WHAT THE EXERCISE ASKS: Repeat the entries below exactly as they appear, with no pictures.

MATERIALS PROVIDED:
↓↓↓
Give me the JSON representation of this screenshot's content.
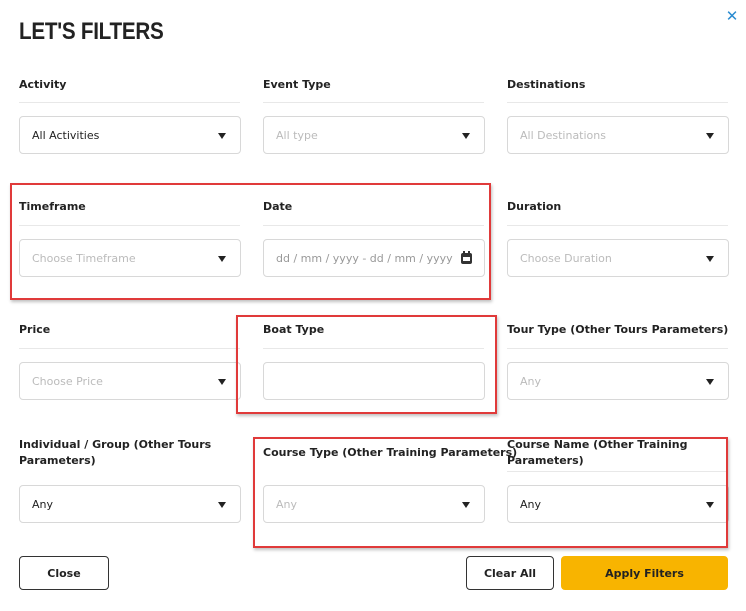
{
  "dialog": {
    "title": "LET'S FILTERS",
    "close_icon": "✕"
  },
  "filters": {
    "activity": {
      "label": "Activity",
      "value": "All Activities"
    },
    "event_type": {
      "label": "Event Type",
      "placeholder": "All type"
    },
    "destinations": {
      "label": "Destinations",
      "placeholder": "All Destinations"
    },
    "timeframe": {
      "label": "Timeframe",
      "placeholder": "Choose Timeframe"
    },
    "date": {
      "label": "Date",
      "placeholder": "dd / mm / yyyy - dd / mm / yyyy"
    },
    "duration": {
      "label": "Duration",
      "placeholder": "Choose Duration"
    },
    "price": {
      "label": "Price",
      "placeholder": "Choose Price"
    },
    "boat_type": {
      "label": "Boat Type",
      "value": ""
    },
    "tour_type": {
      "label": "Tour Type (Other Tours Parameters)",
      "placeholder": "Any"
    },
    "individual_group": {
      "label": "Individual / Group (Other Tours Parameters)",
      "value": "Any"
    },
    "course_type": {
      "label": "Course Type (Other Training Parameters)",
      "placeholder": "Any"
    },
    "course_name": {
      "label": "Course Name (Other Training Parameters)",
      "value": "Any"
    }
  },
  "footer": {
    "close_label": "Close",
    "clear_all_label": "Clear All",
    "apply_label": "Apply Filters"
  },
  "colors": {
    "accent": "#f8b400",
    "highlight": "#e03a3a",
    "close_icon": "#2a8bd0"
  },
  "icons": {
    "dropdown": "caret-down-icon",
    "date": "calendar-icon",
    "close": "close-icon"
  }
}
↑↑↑
EXPECTED ANSWER:
Give me the JSON representation of this screenshot's content.
{
  "dialog": {
    "title": "LET'S FILTERS",
    "close_icon": "✕"
  },
  "filters": {
    "activity": {
      "label": "Activity",
      "value": "All Activities"
    },
    "event_type": {
      "label": "Event Type",
      "placeholder": "All type"
    },
    "destinations": {
      "label": "Destinations",
      "placeholder": "All Destinations"
    },
    "timeframe": {
      "label": "Timeframe",
      "placeholder": "Choose Timeframe"
    },
    "date": {
      "label": "Date",
      "placeholder": "dd / mm / yyyy - dd / mm / yyyy"
    },
    "duration": {
      "label": "Duration",
      "placeholder": "Choose Duration"
    },
    "price": {
      "label": "Price",
      "placeholder": "Choose Price"
    },
    "boat_type": {
      "label": "Boat Type",
      "value": ""
    },
    "tour_type": {
      "label": "Tour Type (Other Tours Parameters)",
      "placeholder": "Any"
    },
    "individual_group": {
      "label": "Individual / Group (Other Tours Parameters)",
      "value": "Any"
    },
    "course_type": {
      "label": "Course Type (Other Training Parameters)",
      "placeholder": "Any"
    },
    "course_name": {
      "label": "Course Name (Other Training Parameters)",
      "value": "Any"
    }
  },
  "footer": {
    "close_label": "Close",
    "clear_all_label": "Clear All",
    "apply_label": "Apply Filters"
  },
  "colors": {
    "accent": "#f8b400",
    "highlight": "#e03a3a",
    "close_icon": "#2a8bd0"
  },
  "icons": {
    "dropdown": "caret-down-icon",
    "date": "calendar-icon",
    "close": "close-icon"
  }
}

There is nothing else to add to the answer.